Citing safety concerns and a legal loophole involving drunken driving offenses, a committee on Wednesday rejected a major expansion of all-terrain vehicle routes along highways within Sauk County.
The Sauk County Board’s Highway and Parks Committee turned down applications from four clubs seeking to add more than 70 miles of ATV routes along public roads.
The new requests would have doubled the mileage of existing highway routes the county board has approved since adopting an ATV ordinance in 2013.
“The manufacturers of these vehicles specifically state they are not made for use on roads,” said committee member Kevin Lins of Spring Green, the proposal’s most vocal opponent. “But we know better than these folks, right? Or at least some people think they do.”
Lins also expressed concern about a legal loophole in Wisconsin that requires drunken driving offenses on different types of vehicles to be counted separately, rather than being lumped together.
For example, if someone has six prior drunken driving offenses in cars and then gets one on an ATV, they are penalized as if it was their first offense, not their seventh.
That creates an incentive, Lins said, for people with multiple drunken driving offenses to risk operating ATVs while intoxicated. He said he would not support any additional ATV road routes until state lawmakers close the loophole.
A bipartisan bill proposed in the Wisconsin Assembly last year would have made drunken driving offenses on all vehicles cumulative. It received a public hearing and made it out of committee, but never got a floor vote.
The applications rejected Wednesday included routes in 15 towns and the village of Lime Ridge.
Only one entity, the Spring Green Town Board, which Lins chairs, went on record in opposition. Other town representatives said they supported or took no position on the proposals.
The highway committee first took up one route separately, voting 3-2 against opening a portion of County Highway G in Spring Green.
Supervisors Lins, Jean Berlin of Hill Point and Tommy Lee Bychinski of Reedsburg voted against the route. Supervisors Brian Peper of Loganville and Dave Riek of Spring Green voted in favor of it.
The committee then took up the remainder of the routes together, and voted 3-2 to reject them all. Peper and Bychinski voted in favor of the expansion.
State law allows local governments to decide whether people can ride ATVs on their roads, streets and highways. Many towns within the county already have opened roads, and local clubs say they need the county highways to connect that existing network.
Baraboo Bluffs ATV/UTV Club representative Bob Spencer said he was disappointed in the committee’s decision, considering that clubs have spent months pushing for the new routes.
In an email to committee members after the meeting, he asked that the panel reconsider.
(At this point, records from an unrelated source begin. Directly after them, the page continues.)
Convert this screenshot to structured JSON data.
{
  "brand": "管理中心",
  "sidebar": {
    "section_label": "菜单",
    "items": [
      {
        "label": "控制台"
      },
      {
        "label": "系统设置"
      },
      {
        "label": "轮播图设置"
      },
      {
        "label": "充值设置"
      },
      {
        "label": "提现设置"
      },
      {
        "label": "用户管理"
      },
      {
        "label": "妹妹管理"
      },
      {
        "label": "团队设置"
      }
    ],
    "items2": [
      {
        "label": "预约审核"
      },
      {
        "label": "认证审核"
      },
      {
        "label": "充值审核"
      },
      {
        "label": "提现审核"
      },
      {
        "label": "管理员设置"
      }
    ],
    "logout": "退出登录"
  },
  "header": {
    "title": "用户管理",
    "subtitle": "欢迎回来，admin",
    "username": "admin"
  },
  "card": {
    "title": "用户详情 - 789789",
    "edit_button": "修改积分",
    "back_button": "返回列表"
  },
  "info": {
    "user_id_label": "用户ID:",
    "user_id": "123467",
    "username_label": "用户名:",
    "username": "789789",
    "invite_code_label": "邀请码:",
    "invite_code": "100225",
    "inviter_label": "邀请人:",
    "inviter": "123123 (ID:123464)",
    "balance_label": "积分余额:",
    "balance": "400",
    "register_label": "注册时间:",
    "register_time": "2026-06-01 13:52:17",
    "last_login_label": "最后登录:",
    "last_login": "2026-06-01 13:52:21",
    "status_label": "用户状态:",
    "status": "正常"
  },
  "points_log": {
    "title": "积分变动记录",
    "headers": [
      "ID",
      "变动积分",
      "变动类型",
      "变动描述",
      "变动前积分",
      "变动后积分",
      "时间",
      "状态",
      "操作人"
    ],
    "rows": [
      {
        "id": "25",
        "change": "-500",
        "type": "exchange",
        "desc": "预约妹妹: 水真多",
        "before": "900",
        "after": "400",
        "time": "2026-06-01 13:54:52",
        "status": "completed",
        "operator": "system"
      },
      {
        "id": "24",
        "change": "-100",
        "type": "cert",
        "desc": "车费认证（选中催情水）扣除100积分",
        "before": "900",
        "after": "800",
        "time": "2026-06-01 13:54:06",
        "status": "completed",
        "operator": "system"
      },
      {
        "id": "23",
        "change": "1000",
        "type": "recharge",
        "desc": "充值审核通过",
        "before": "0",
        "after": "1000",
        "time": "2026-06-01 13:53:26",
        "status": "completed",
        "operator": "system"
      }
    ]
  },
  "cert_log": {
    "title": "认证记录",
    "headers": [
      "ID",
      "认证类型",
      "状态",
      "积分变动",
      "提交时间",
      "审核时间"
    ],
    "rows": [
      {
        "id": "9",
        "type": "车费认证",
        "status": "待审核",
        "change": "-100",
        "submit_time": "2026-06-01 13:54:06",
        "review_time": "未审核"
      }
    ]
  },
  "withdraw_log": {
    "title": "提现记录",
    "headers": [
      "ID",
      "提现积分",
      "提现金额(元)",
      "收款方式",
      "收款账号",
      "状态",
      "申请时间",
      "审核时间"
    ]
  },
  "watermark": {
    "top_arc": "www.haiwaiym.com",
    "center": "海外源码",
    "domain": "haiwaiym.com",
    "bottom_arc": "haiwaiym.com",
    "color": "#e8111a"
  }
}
He said he worried that the committee’s action will cause ATV riders to use highways illegally.
“Your decision will cause those who are unable to connect from one part of their township to the other to take the chance on a highway not designated without proper signage,” Spencer said. “The signage is to inform all vehicular traffic of ATV traffic on the roadway.”
Sauk County Highway Commissioner Patrick Gavinski and Sheriff Chip Meister recommended that the committee approve the requested routes.
In a written report, Gavinski responded to concerns about the disruption of highway traffic flow saying that ATVs are not the only vehicles that travel at speeds slower than the posted limit. Drivers need to be prepared for all types of hazards, he said.
Tourism vs. safety
Supporters of the routes say opening public roads to ATVs will bring recreational tourism to the area and help local businesses, such as restaurants, taverns and gas stations.
Pat Werner of the Wisconsin River Runners ATV Club told the committee Wednesday that neighboring Richland County recently approved an ATV ordinance, and that clubs hope to link the two counties together.
“What we’re trying to do is to tie it all together for tourism and everything else,” Werner said.
Federal regulators, safety advocates and manufacturers urge ATV riders to stay off public roads, even if local governments allow access. They say the vehicles are unstable on paved surfaces because they are equipped with soft, low-pressure tires and a high center of gravity.
Laurie Hasenbalg of the town of Excelsior, who spoke to the committee during a portion of the meeting set aside for public comments, said she worried that allowing ATVs on heavily trafficked state highways ultimately would result in tragedy.
“I still find it shocking that even though all the manufacturers of ATVs and (utility task vehicles) caution against riding on paved surfaces, that the clubs keep asking for — and the governing bodies keep approving — more routes,” Hasenbalg said.